-- Goal of the exercise --
Down to the last line, set down the material below exactly, excluding pictures.

• • • • • • •

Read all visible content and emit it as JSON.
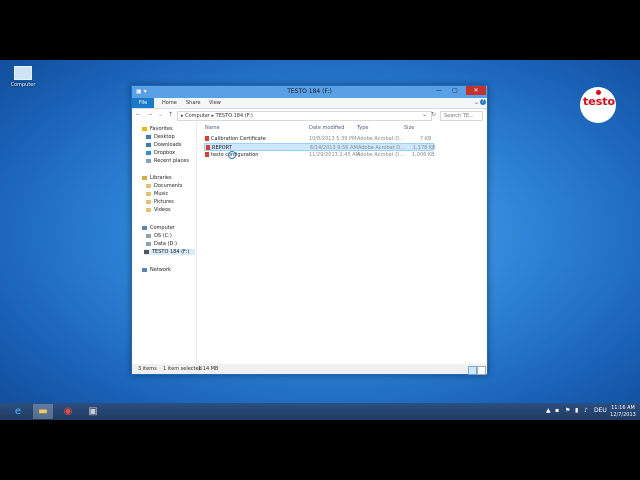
{
  "desktop": {
    "computer_label": "Computer"
  },
  "logo": {
    "text": "testo"
  },
  "window": {
    "title": "TESTO 184 (F:)",
    "close": "✕",
    "ribbon": {
      "file": "File",
      "home": "Home",
      "share": "Share",
      "view": "View"
    },
    "address": "▸ Computer ▸ TESTO 184 (F:)",
    "search_placeholder": "Search TE..."
  },
  "nav": {
    "favorites": "Favorites",
    "desktop": "Desktop",
    "downloads": "Downloads",
    "dropbox": "Dropbox",
    "recent": "Recent places",
    "libraries": "Libraries",
    "documents": "Documents",
    "music": "Music",
    "pictures": "Pictures",
    "videos": "Videos",
    "computer": "Computer",
    "os": "OS (C:)",
    "data": "Data (D:)",
    "testo": "TESTO 184 (F:)",
    "network": "Network"
  },
  "columns": {
    "name": "Name",
    "date": "Date modified",
    "type": "Type",
    "size": "Size"
  },
  "files": [
    {
      "name": "Calibration Certificate",
      "date": "10/8/2013 5:39 PM",
      "type": "Adobe Acrobat D...",
      "size": "7 KB"
    },
    {
      "name": "REPORT",
      "date": "6/14/2013 9:56 AM",
      "type": "Adobe Acrobat D...",
      "size": "1,178 KB"
    },
    {
      "name": "testo configuration",
      "date": "11/29/2013 2:45 AM",
      "type": "Adobe Acrobat D...",
      "size": "1,006 KB"
    }
  ],
  "status": {
    "count": "3 items",
    "selected": "1 item selected",
    "size": "1.14 MB"
  },
  "taskbar": {
    "lang": "DEU",
    "time": "11:16 AM",
    "date": "12/7/2013"
  }
}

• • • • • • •

-- Answer to this problem --
Read all visible content and emit it as JSON.
{
  "desktop": {
    "computer_label": "Computer"
  },
  "logo": {
    "text": "testo"
  },
  "window": {
    "title": "TESTO 184 (F:)",
    "close": "✕",
    "ribbon": {
      "file": "File",
      "home": "Home",
      "share": "Share",
      "view": "View"
    },
    "address": "▸ Computer ▸ TESTO 184 (F:)",
    "search_placeholder": "Search TE..."
  },
  "nav": {
    "favorites": "Favorites",
    "desktop": "Desktop",
    "downloads": "Downloads",
    "dropbox": "Dropbox",
    "recent": "Recent places",
    "libraries": "Libraries",
    "documents": "Documents",
    "music": "Music",
    "pictures": "Pictures",
    "videos": "Videos",
    "computer": "Computer",
    "os": "OS (C:)",
    "data": "Data (D:)",
    "testo": "TESTO 184 (F:)",
    "network": "Network"
  },
  "columns": {
    "name": "Name",
    "date": "Date modified",
    "type": "Type",
    "size": "Size"
  },
  "files": [
    {
      "name": "Calibration Certificate",
      "date": "10/8/2013 5:39 PM",
      "type": "Adobe Acrobat D...",
      "size": "7 KB"
    },
    {
      "name": "REPORT",
      "date": "6/14/2013 9:56 AM",
      "type": "Adobe Acrobat D...",
      "size": "1,178 KB"
    },
    {
      "name": "testo configuration",
      "date": "11/29/2013 2:45 AM",
      "type": "Adobe Acrobat D...",
      "size": "1,006 KB"
    }
  ],
  "status": {
    "count": "3 items",
    "selected": "1 item selected",
    "size": "1.14 MB"
  },
  "taskbar": {
    "lang": "DEU",
    "time": "11:16 AM",
    "date": "12/7/2013"
  }
}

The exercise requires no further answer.